───── DATA
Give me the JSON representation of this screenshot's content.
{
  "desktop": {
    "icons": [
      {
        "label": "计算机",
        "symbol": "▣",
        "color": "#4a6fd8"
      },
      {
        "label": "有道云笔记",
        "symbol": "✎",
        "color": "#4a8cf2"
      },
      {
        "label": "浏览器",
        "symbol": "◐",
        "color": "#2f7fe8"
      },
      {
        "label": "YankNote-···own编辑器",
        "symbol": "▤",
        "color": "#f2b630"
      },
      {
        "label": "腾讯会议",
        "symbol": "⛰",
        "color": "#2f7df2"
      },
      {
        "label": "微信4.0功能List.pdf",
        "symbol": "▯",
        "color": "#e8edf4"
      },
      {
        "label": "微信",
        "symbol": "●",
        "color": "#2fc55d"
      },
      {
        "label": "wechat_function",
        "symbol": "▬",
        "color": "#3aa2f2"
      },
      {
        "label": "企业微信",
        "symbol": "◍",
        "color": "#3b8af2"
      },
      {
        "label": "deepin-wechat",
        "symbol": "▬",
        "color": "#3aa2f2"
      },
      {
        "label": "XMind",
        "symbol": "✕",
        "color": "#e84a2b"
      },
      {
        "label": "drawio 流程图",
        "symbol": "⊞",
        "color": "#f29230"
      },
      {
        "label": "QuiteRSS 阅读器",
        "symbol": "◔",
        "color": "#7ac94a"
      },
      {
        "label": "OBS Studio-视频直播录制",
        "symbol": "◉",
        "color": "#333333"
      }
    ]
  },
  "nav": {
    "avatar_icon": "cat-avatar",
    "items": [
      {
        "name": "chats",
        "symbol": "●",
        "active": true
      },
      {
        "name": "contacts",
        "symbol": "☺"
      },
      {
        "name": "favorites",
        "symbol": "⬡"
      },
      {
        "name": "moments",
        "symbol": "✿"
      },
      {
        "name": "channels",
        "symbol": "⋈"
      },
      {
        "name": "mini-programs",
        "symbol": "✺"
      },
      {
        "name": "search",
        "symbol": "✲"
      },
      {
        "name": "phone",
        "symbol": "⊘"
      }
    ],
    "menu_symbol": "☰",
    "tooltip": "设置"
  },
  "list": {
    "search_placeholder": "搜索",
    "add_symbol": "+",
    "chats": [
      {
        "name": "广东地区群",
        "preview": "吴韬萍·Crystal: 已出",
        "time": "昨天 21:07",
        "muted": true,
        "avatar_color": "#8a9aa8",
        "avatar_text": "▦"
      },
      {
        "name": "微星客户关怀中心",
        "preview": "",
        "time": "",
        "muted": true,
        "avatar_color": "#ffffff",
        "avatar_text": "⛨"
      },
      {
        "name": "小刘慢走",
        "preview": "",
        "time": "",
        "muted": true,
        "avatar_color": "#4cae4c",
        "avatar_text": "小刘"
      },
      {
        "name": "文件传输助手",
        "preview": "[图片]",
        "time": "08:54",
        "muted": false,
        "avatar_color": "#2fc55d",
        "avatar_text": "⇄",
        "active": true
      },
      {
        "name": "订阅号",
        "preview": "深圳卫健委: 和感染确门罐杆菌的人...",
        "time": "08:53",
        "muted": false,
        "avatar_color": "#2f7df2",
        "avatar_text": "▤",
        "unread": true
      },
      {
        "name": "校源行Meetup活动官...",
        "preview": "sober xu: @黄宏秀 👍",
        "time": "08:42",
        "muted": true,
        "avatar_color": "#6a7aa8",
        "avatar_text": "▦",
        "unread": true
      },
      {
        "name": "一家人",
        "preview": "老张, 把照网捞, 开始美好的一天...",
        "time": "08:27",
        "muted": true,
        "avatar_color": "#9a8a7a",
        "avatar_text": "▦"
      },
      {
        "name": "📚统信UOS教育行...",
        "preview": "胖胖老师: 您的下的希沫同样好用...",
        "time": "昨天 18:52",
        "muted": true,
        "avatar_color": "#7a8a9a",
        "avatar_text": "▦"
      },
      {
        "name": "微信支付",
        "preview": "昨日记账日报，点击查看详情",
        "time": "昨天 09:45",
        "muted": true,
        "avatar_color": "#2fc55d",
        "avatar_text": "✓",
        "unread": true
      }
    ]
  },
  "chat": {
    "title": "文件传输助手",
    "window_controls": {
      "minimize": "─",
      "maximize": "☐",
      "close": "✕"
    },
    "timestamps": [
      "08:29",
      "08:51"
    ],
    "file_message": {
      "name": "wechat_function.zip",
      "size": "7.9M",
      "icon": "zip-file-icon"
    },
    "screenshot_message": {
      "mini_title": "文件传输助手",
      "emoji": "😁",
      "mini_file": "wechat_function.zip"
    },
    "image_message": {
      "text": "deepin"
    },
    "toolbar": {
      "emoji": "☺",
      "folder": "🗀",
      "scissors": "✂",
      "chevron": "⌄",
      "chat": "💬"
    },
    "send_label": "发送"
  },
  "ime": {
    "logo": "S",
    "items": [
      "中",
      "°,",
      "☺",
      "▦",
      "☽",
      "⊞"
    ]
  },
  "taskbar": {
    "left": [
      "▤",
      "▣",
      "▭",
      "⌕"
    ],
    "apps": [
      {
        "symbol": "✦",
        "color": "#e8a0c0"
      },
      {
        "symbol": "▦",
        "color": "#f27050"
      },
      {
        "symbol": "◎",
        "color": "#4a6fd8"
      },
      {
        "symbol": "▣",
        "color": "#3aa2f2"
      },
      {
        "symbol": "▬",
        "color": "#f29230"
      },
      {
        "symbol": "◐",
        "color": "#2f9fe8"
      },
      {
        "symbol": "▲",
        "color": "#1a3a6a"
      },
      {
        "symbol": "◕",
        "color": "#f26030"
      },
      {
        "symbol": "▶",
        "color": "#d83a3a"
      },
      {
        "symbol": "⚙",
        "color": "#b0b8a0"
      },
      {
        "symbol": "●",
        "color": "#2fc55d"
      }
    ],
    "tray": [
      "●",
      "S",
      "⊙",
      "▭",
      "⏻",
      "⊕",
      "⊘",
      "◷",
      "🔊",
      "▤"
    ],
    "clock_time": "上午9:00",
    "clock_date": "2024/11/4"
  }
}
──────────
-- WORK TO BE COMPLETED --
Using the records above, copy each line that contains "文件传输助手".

-- YOUR RESPONSE --
        "name": "文件传输助手",
    "title": "文件传输助手",
      "mini_title": "文件传输助手",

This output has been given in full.